--- The problem ---
Check every line of the entries below for the word "диск", and copy the ones that have it.

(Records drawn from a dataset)
+-------+
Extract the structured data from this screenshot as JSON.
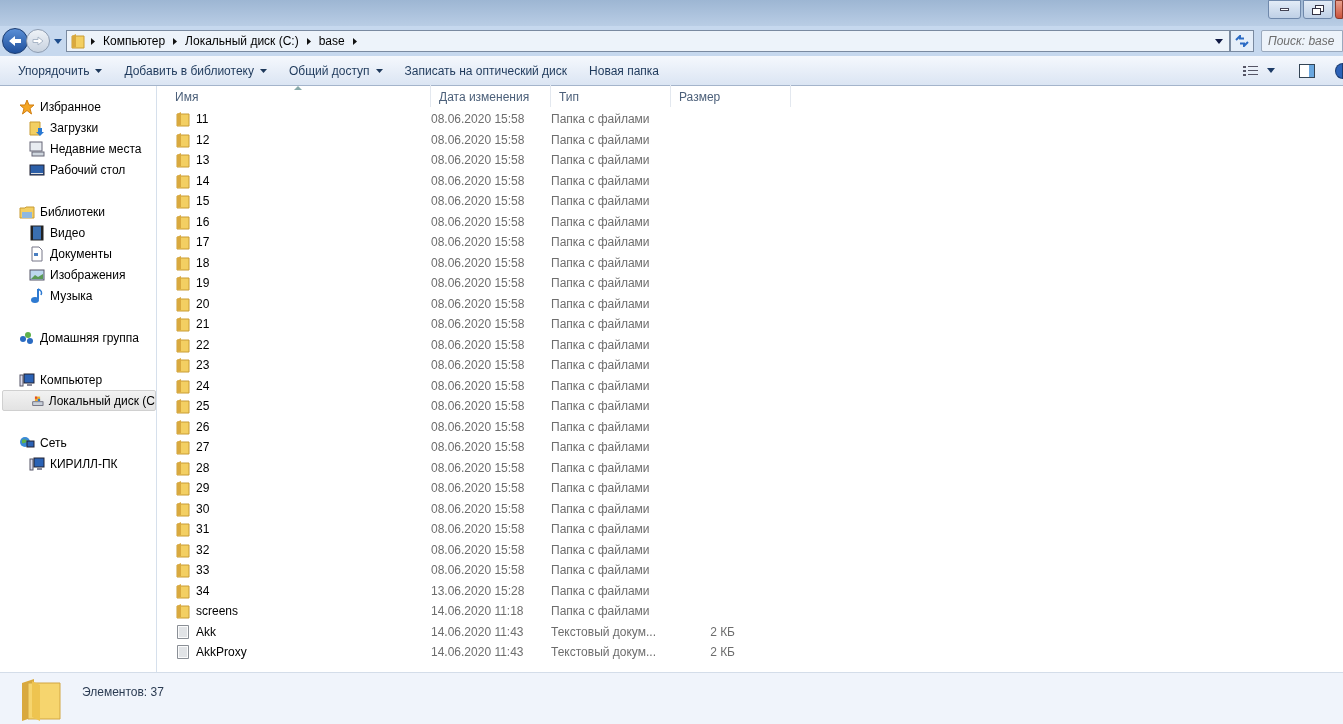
{
  "address": {
    "breadcrumbs": [
      "Компьютер",
      "Локальный диск (C:)",
      "base"
    ]
  },
  "search": {
    "placeholder": "Поиск: base"
  },
  "toolbar": {
    "items": [
      {
        "label": "Упорядочить",
        "dropdown": true
      },
      {
        "label": "Добавить в библиотеку",
        "dropdown": true
      },
      {
        "label": "Общий доступ",
        "dropdown": true
      },
      {
        "label": "Записать на оптический диск",
        "dropdown": false
      },
      {
        "label": "Новая папка",
        "dropdown": false
      }
    ]
  },
  "sidebar": {
    "groups": [
      {
        "label": "Избранное",
        "kind": "star",
        "children": [
          {
            "label": "Загрузки",
            "kind": "downloads",
            "selected": false
          },
          {
            "label": "Недавние места",
            "kind": "recent",
            "selected": false
          },
          {
            "label": "Рабочий стол",
            "kind": "desktop",
            "selected": false
          }
        ]
      },
      {
        "label": "Библиотеки",
        "kind": "library",
        "children": [
          {
            "label": "Видео",
            "kind": "video",
            "selected": false
          },
          {
            "label": "Документы",
            "kind": "document",
            "selected": false
          },
          {
            "label": "Изображения",
            "kind": "picture",
            "selected": false
          },
          {
            "label": "Музыка",
            "kind": "music",
            "selected": false
          }
        ]
      },
      {
        "label": "Домашняя группа",
        "kind": "homegroup"
      },
      {
        "label": "Компьютер",
        "kind": "computer",
        "children": [
          {
            "label": "Локальный диск (С",
            "kind": "drive",
            "selected": true
          }
        ]
      },
      {
        "label": "Сеть",
        "kind": "network",
        "children": [
          {
            "label": "КИРИЛЛ-ПК",
            "kind": "computer",
            "selected": false
          }
        ]
      }
    ]
  },
  "table": {
    "columns": [
      "Имя",
      "Дата изменения",
      "Тип",
      "Размер"
    ],
    "rows": [
      {
        "kind": "folder",
        "name": "11",
        "date": "08.06.2020 15:58",
        "type": "Папка с файлами"
      },
      {
        "kind": "folder",
        "name": "12",
        "date": "08.06.2020 15:58",
        "type": "Папка с файлами"
      },
      {
        "kind": "folder",
        "name": "13",
        "date": "08.06.2020 15:58",
        "type": "Папка с файлами"
      },
      {
        "kind": "folder",
        "name": "14",
        "date": "08.06.2020 15:58",
        "type": "Папка с файлами"
      },
      {
        "kind": "folder",
        "name": "15",
        "date": "08.06.2020 15:58",
        "type": "Папка с файлами"
      },
      {
        "kind": "folder",
        "name": "16",
        "date": "08.06.2020 15:58",
        "type": "Папка с файлами"
      },
      {
        "kind": "folder",
        "name": "17",
        "date": "08.06.2020 15:58",
        "type": "Папка с файлами"
      },
      {
        "kind": "folder",
        "name": "18",
        "date": "08.06.2020 15:58",
        "type": "Папка с файлами"
      },
      {
        "kind": "folder",
        "name": "19",
        "date": "08.06.2020 15:58",
        "type": "Папка с файлами"
      },
      {
        "kind": "folder",
        "name": "20",
        "date": "08.06.2020 15:58",
        "type": "Папка с файлами"
      },
      {
        "kind": "folder",
        "name": "21",
        "date": "08.06.2020 15:58",
        "type": "Папка с файлами"
      },
      {
        "kind": "folder",
        "name": "22",
        "date": "08.06.2020 15:58",
        "type": "Папка с файлами"
      },
      {
        "kind": "folder",
        "name": "23",
        "date": "08.06.2020 15:58",
        "type": "Папка с файлами"
      },
      {
        "kind": "folder",
        "name": "24",
        "date": "08.06.2020 15:58",
        "type": "Папка с файлами"
      },
      {
        "kind": "folder",
        "name": "25",
        "date": "08.06.2020 15:58",
        "type": "Папка с файлами"
      },
      {
        "kind": "folder",
        "name": "26",
        "date": "08.06.2020 15:58",
        "type": "Папка с файлами"
      },
      {
        "kind": "folder",
        "name": "27",
        "date": "08.06.2020 15:58",
        "type": "Папка с файлами"
      },
      {
        "kind": "folder",
        "name": "28",
        "date": "08.06.2020 15:58",
        "type": "Папка с файлами"
      },
      {
        "kind": "folder",
        "name": "29",
        "date": "08.06.2020 15:58",
        "type": "Папка с файлами"
      },
      {
        "kind": "folder",
        "name": "30",
        "date": "08.06.2020 15:58",
        "type": "Папка с файлами"
      },
      {
        "kind": "folder",
        "name": "31",
        "date": "08.06.2020 15:58",
        "type": "Папка с файлами"
      },
      {
        "kind": "folder",
        "name": "32",
        "date": "08.06.2020 15:58",
        "type": "Папка с файлами"
      },
      {
        "kind": "folder",
        "name": "33",
        "date": "08.06.2020 15:58",
        "type": "Папка с файлами"
      },
      {
        "kind": "folder",
        "name": "34",
        "date": "13.06.2020 15:28",
        "type": "Папка с файлами"
      },
      {
        "kind": "folder",
        "name": "screens",
        "date": "14.06.2020 11:18",
        "type": "Папка с файлами"
      },
      {
        "kind": "file",
        "name": "Akk",
        "date": "14.06.2020 11:43",
        "type": "Текстовый докум...",
        "size": "2 КБ"
      },
      {
        "kind": "file",
        "name": "AkkProxy",
        "date": "14.06.2020 11:43",
        "type": "Текстовый докум...",
        "size": "2 КБ"
      }
    ]
  },
  "status_bar": {
    "text": "Элементов: 37"
  }
}
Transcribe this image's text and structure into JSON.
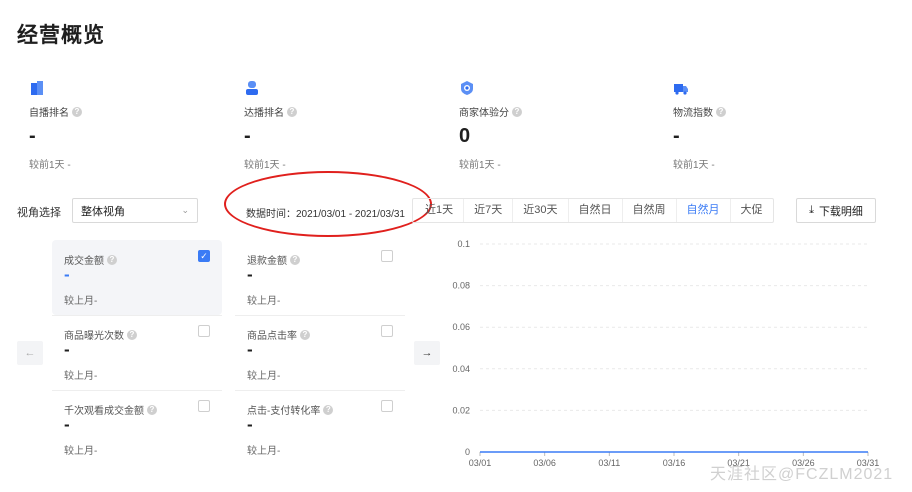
{
  "page": {
    "title": "经营概览"
  },
  "stats": [
    {
      "icon": "store-icon",
      "label": "自播排名",
      "value": "-",
      "compare": "较前1天 -"
    },
    {
      "icon": "person-icon",
      "label": "达播排名",
      "value": "-",
      "compare": "较前1天 -"
    },
    {
      "icon": "shield-star-icon",
      "label": "商家体验分",
      "value": "0",
      "compare": "较前1天 -"
    },
    {
      "icon": "truck-icon",
      "label": "物流指数",
      "value": "-",
      "compare": "较前1天 -"
    }
  ],
  "filters": {
    "view_label": "视角选择",
    "view_selected": "整体视角",
    "date_range": "数据时间：2021/03/01 - 2021/03/31",
    "periods": [
      "近1天",
      "近7天",
      "近30天",
      "自然日",
      "自然周",
      "自然月",
      "大促"
    ],
    "active_period": "自然月",
    "download_label": "下载明细"
  },
  "metrics": [
    {
      "label": "成交金额",
      "value": "-",
      "compare": "较上月-",
      "checked": true
    },
    {
      "label": "退款金额",
      "value": "-",
      "compare": "较上月-",
      "checked": false
    },
    {
      "label": "商品曝光次数",
      "value": "-",
      "compare": "较上月-",
      "checked": false
    },
    {
      "label": "商品点击率",
      "value": "-",
      "compare": "较上月-",
      "checked": false
    },
    {
      "label": "千次观看成交金额",
      "value": "-",
      "compare": "较上月-",
      "checked": false
    },
    {
      "label": "点击-支付转化率",
      "value": "-",
      "compare": "较上月-",
      "checked": false
    }
  ],
  "chart_data": {
    "type": "line",
    "x": [
      "03/01",
      "03/06",
      "03/11",
      "03/16",
      "03/21",
      "03/26",
      "03/31"
    ],
    "y_ticks": [
      "0.1",
      "0.08",
      "0.06",
      "0.04",
      "0.02",
      "0"
    ],
    "ylim": [
      0,
      0.1
    ],
    "series": [
      {
        "values": [
          0,
          0,
          0,
          0,
          0,
          0,
          0
        ]
      }
    ],
    "line_color": "#3a7bf5"
  },
  "colors": {
    "accent": "#3a7bf5",
    "annotation": "#e0201d"
  },
  "watermark": "天涯社区@FCZLM2021"
}
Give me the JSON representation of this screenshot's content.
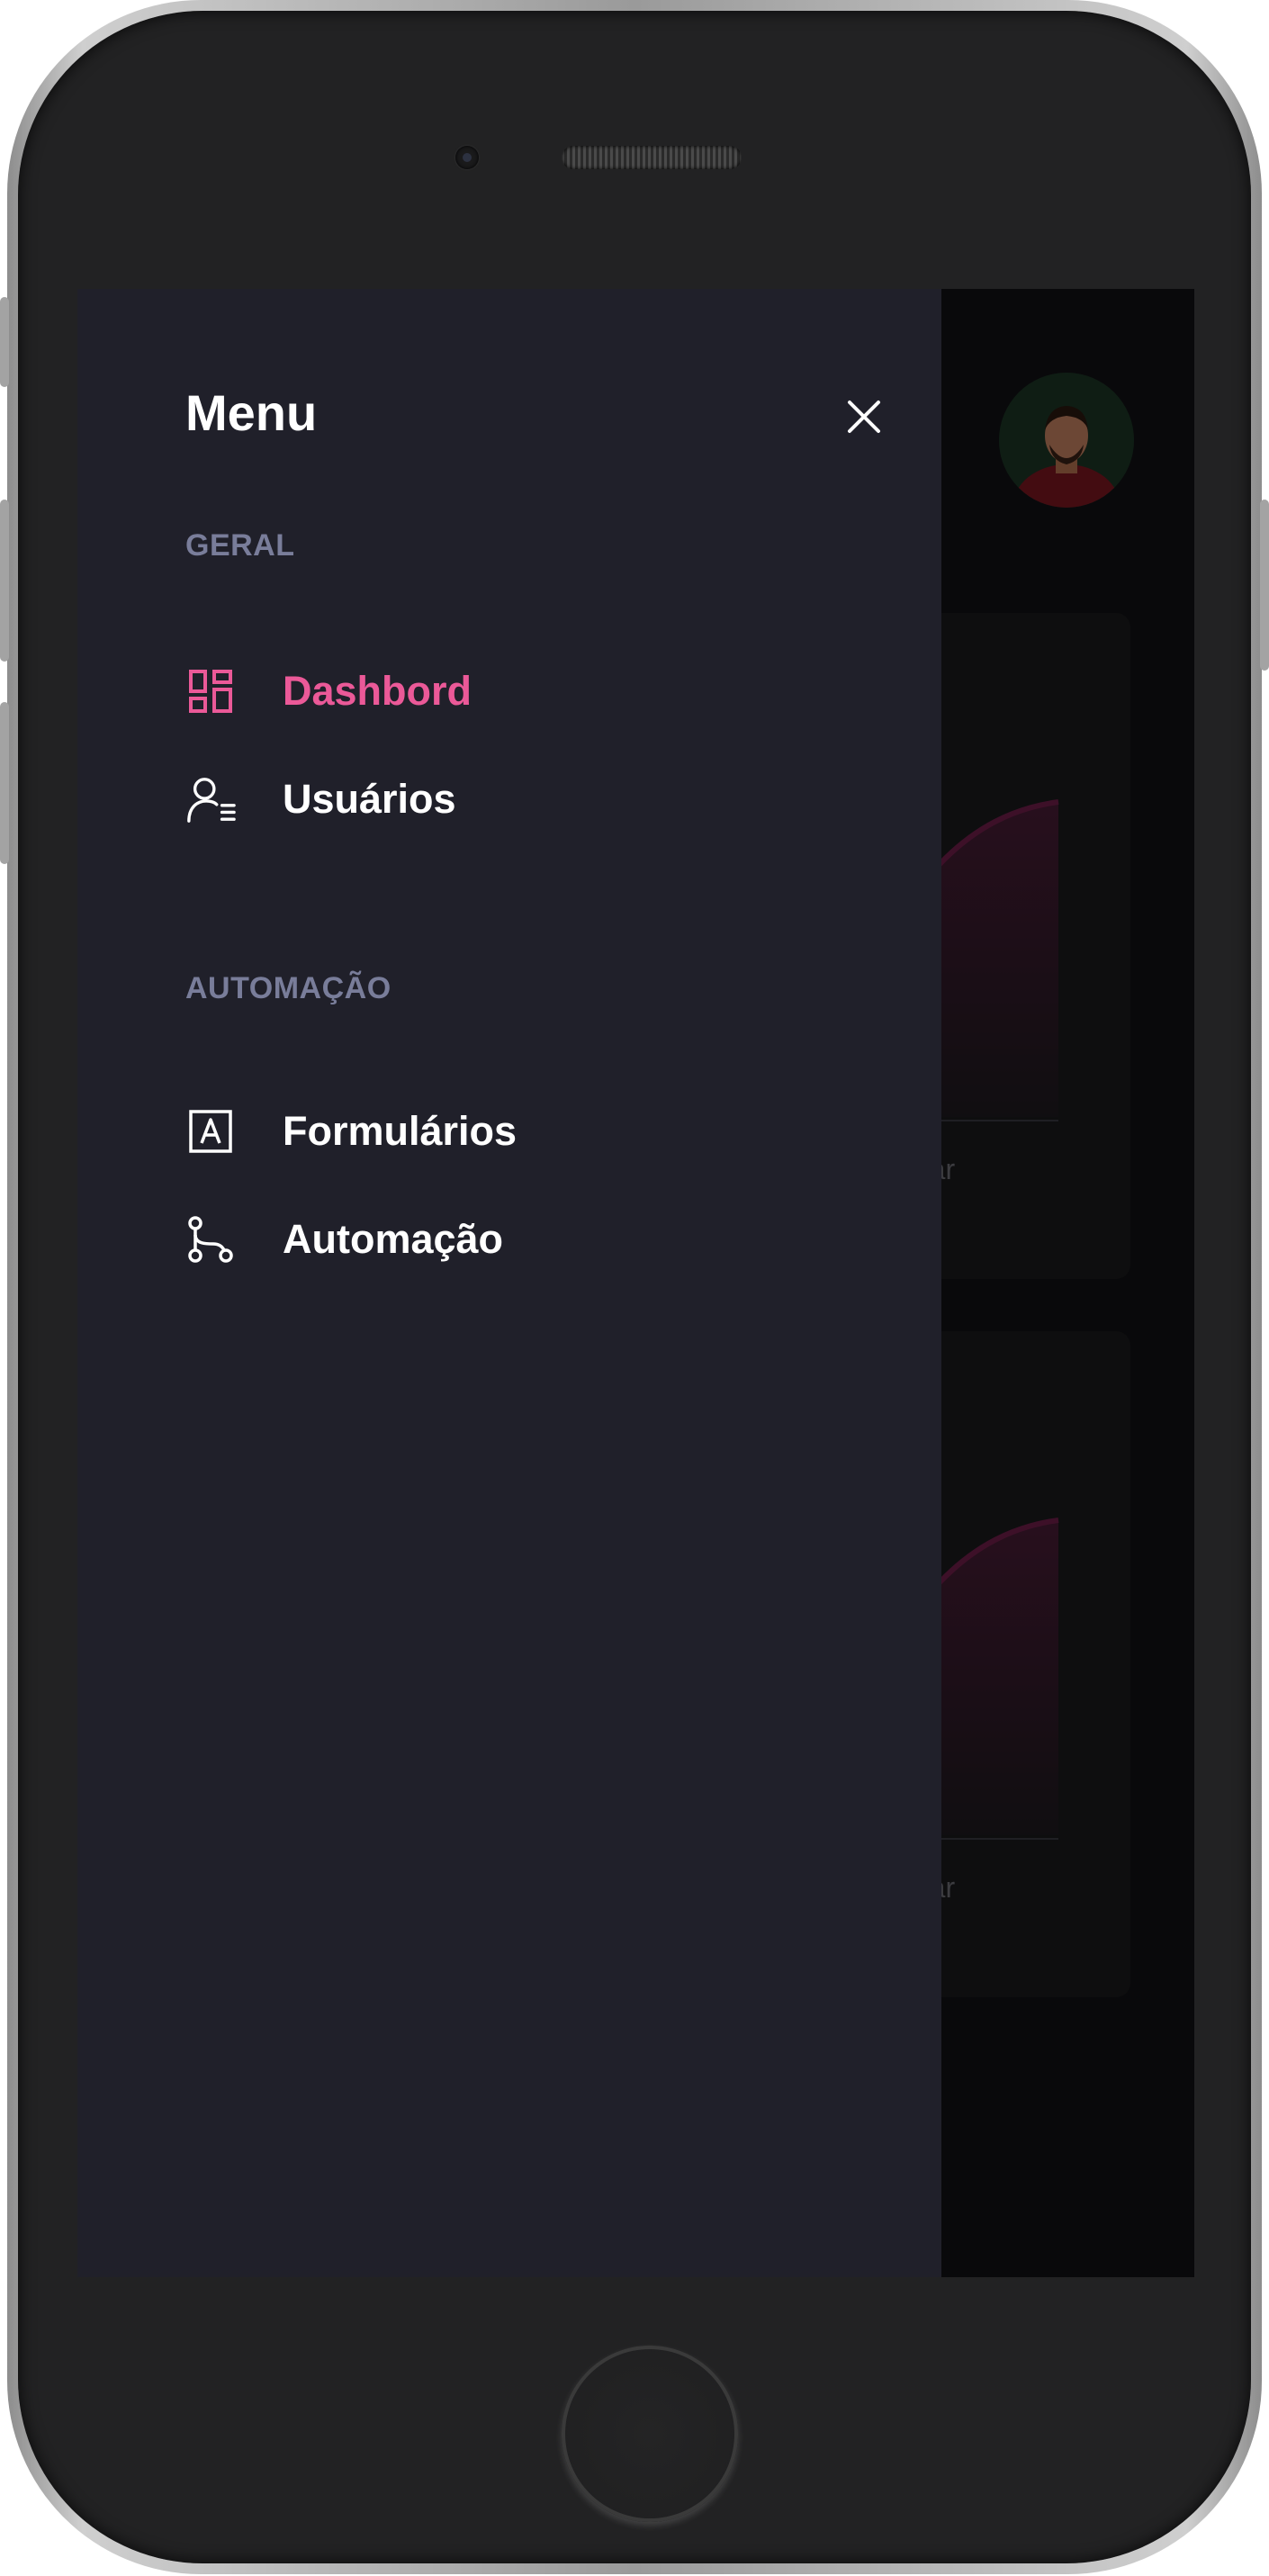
{
  "drawer": {
    "title": "Menu",
    "close_icon": "close-icon",
    "sections": [
      {
        "title": "GERAL",
        "items": [
          {
            "label": "Dashbord",
            "icon": "dashboard-icon",
            "active": true
          },
          {
            "label": "Usuários",
            "icon": "users-icon",
            "active": false
          }
        ]
      },
      {
        "title": "AUTOMAÇÃO",
        "items": [
          {
            "label": "Formulários",
            "icon": "form-icon",
            "active": false
          },
          {
            "label": "Automação",
            "icon": "automation-icon",
            "active": false
          }
        ]
      }
    ]
  },
  "background": {
    "charts": [
      {
        "last_x_label": "Mar"
      },
      {
        "last_x_label": "Mar"
      }
    ]
  },
  "colors": {
    "accent": "#eb5998",
    "drawer_bg": "#20202a",
    "section_title": "#797d9a",
    "chart_line": "#6f1e4a"
  }
}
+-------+
--- Solution to the problem ---
      "Локальный диск (C:)",
        "label": "Записать на оптический диск",
            "label": "Локальный диск (С",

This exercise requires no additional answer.